Srinivasa Ayyangar, J.
1. I think this appeal should be allowed. The plaintiff who is the appellant in this Court brought this suit as one of the heirs and legal representatives of one deceased Rasul Bi, for the recovery of his share of certain property made a gift of to her by her husband. The question turns upon the construction of the deed of gift Ex.-A. The Court of first instance granted the decree in favour of the plaintiff, but that was reversed by the lower appellate Court. The ground on which the lower appellate Court reversed the decree was that Ex. A which purports to be a deed of gift is not really a deed of gift but a deed of family arrangement. I am not satisfied that any Useful purpose can be regarded as having been served by calling a clear deed of gift as a deed of family arrangement. The provision in the deed is to the effect that Rasul Bi should take the property and one of the clauses is to the effect that she, like the other donees, should have absolute powers of disposal over the property. But there is another clause in the same deed which is to the effect that she should enjoy the property during her lifetime, and whatever may be left at her death should go to certain third parties and not to the heirs and legal representative of Rasul Bi, that lady. The question then is whether under the Mahomedan law it is competent to a person to give by way of gift the remainder of property which is made over to a person. It is clear on the authorities cited, Meerangami Rowthen v. Nagur Meera : (1913)24MLJ258 ], and the other oases referred to and discussed by the learned Judges in that case, that no such grant can be validly made by a Mahomedan. The principle would seem to be that as such a gift cannot be accompanied by possession of property the Mahomedan law refuses to recognize the validity of such rights. In this case it is perfectly clear that what was given after the lifetime of Rasul Bi was intended and only to be regarded as the remainder subject to the life interest. If such an estate ban be created and made the subject of a valid gift by a Muhammadan it follows that the interest of those third parties ought to be recognized. There are the words of absolute gift in the first instance and, therefore, the conditions, subsequent on the happening of which there is to be the gift over in favour of third parties should be regarded as invalid. The gift therefore to Rasul Bi must be regarded as an absolute gift, and it follows from that on her death her heirs and legal representatives will inherit the property. The Court of first instance granted a decree of the one-sixth-and there is no dispute about that-to the plaintiff.

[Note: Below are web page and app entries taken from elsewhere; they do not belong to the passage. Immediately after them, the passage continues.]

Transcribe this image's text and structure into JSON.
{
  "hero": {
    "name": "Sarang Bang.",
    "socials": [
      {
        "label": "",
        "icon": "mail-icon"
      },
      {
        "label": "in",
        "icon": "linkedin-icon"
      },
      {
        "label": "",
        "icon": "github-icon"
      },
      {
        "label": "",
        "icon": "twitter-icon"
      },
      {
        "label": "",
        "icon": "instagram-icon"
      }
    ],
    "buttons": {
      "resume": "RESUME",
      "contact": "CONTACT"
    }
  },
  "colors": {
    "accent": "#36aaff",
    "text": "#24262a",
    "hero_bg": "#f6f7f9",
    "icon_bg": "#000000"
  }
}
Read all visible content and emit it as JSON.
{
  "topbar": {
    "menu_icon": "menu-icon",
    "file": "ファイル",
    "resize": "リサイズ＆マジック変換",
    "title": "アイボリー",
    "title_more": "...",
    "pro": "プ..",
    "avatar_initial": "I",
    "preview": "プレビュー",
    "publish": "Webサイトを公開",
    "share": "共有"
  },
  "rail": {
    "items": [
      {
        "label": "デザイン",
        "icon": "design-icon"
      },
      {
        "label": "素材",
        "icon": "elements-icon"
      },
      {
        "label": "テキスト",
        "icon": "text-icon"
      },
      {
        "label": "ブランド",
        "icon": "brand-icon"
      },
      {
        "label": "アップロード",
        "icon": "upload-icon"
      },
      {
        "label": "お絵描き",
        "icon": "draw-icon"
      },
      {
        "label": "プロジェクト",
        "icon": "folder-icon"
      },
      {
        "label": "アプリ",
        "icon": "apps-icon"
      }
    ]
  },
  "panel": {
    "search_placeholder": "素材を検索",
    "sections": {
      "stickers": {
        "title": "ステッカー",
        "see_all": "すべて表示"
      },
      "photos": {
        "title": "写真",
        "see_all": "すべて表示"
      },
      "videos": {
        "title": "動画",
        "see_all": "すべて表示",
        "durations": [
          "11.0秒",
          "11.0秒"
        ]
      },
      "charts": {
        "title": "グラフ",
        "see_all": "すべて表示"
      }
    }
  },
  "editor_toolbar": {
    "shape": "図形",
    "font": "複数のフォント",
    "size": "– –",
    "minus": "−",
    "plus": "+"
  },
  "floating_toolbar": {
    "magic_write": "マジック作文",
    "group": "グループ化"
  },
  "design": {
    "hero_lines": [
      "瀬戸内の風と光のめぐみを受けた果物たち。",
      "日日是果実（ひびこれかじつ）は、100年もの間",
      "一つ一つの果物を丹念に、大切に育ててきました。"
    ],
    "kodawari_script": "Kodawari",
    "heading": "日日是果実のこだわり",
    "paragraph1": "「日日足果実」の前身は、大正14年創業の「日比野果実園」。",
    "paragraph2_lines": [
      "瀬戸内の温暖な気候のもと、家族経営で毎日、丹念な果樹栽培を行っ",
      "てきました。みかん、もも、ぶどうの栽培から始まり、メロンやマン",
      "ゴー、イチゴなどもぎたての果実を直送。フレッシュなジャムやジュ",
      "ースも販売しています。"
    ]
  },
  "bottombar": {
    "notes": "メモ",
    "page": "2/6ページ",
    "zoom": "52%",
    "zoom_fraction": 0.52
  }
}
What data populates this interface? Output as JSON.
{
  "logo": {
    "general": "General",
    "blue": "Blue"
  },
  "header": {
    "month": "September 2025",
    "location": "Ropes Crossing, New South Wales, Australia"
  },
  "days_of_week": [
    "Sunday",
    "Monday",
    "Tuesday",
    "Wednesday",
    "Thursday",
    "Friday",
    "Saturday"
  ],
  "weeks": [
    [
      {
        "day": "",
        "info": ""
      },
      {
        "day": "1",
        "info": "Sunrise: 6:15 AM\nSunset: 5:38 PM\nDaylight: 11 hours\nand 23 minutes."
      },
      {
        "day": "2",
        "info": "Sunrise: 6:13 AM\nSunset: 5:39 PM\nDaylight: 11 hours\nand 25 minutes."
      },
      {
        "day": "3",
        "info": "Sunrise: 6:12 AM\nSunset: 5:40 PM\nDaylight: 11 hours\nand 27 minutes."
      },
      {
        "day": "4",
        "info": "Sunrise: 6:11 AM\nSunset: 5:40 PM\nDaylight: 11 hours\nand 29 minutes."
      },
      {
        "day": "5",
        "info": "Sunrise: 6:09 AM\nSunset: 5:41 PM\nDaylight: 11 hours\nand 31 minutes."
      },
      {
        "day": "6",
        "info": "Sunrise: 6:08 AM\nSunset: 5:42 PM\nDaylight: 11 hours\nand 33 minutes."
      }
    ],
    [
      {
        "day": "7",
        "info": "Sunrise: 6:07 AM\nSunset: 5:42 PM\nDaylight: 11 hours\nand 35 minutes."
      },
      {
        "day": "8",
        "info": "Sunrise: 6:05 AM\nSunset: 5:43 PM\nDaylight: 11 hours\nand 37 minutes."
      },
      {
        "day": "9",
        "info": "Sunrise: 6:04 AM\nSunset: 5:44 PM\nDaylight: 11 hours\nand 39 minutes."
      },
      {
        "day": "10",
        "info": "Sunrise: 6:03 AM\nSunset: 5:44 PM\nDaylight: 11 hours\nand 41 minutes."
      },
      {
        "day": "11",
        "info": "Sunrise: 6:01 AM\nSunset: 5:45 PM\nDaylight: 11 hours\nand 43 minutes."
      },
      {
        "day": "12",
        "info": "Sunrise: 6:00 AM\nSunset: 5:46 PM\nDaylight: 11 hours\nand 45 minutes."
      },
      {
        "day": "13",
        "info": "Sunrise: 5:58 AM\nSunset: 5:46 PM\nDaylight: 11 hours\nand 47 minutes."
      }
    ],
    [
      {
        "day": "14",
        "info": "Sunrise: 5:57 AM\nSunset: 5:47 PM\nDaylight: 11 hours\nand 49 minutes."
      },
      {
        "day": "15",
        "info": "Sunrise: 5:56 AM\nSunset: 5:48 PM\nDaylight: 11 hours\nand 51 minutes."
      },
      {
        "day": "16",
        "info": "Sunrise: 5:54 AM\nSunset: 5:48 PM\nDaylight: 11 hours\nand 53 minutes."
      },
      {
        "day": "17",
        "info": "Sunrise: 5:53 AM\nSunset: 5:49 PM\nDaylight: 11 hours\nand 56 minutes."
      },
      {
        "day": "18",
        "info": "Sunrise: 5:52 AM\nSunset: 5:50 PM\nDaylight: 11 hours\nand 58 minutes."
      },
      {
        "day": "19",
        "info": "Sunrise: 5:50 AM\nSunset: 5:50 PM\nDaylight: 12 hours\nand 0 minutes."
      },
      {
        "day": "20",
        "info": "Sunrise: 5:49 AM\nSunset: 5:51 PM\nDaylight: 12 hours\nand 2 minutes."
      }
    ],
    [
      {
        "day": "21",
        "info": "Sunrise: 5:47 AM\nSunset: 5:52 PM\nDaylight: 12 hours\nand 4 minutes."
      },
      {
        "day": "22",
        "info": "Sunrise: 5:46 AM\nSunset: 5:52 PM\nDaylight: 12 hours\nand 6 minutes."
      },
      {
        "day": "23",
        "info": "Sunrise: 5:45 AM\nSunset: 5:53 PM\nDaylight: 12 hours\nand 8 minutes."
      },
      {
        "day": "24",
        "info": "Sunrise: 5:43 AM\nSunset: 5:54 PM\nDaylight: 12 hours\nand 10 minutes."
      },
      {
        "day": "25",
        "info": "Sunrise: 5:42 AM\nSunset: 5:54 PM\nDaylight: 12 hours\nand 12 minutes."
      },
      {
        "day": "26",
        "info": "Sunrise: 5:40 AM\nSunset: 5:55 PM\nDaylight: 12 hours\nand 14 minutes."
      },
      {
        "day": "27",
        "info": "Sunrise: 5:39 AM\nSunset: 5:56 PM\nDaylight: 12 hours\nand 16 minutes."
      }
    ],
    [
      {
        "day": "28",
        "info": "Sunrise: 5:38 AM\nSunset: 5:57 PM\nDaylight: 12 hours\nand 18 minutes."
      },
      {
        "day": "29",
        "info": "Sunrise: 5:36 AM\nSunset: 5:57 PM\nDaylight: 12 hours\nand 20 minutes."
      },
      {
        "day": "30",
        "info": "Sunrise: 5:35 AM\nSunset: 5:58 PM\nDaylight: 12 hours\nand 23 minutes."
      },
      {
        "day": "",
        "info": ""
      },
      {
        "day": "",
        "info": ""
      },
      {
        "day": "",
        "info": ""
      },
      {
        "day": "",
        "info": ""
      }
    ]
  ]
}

2. Another argument was adduced by Mr. Sitaram Rao on the ground that the deceased lady, from whom or through whom the plaintiff claims, consented to the condition set out in the document. But I am surprised that oral evidence to that effect should have been allowed to be received. If the condition is regarded as contained in the deed no evidence was necessary, and if by that it was sought to add to the terms of the grant in any manner it should have been rejected. In any case it is perfectly clear that no case was directly or pointedly raised on behalf of the defendants based on any such undertaking on behalf of Rasul Bi. That contention, therefore, also fails.
3. The decree of the lower appellate Court dismissing the suit is set aside and that of the Court of first instance is affirmed.
4. The plaintiff will have his costs throughout.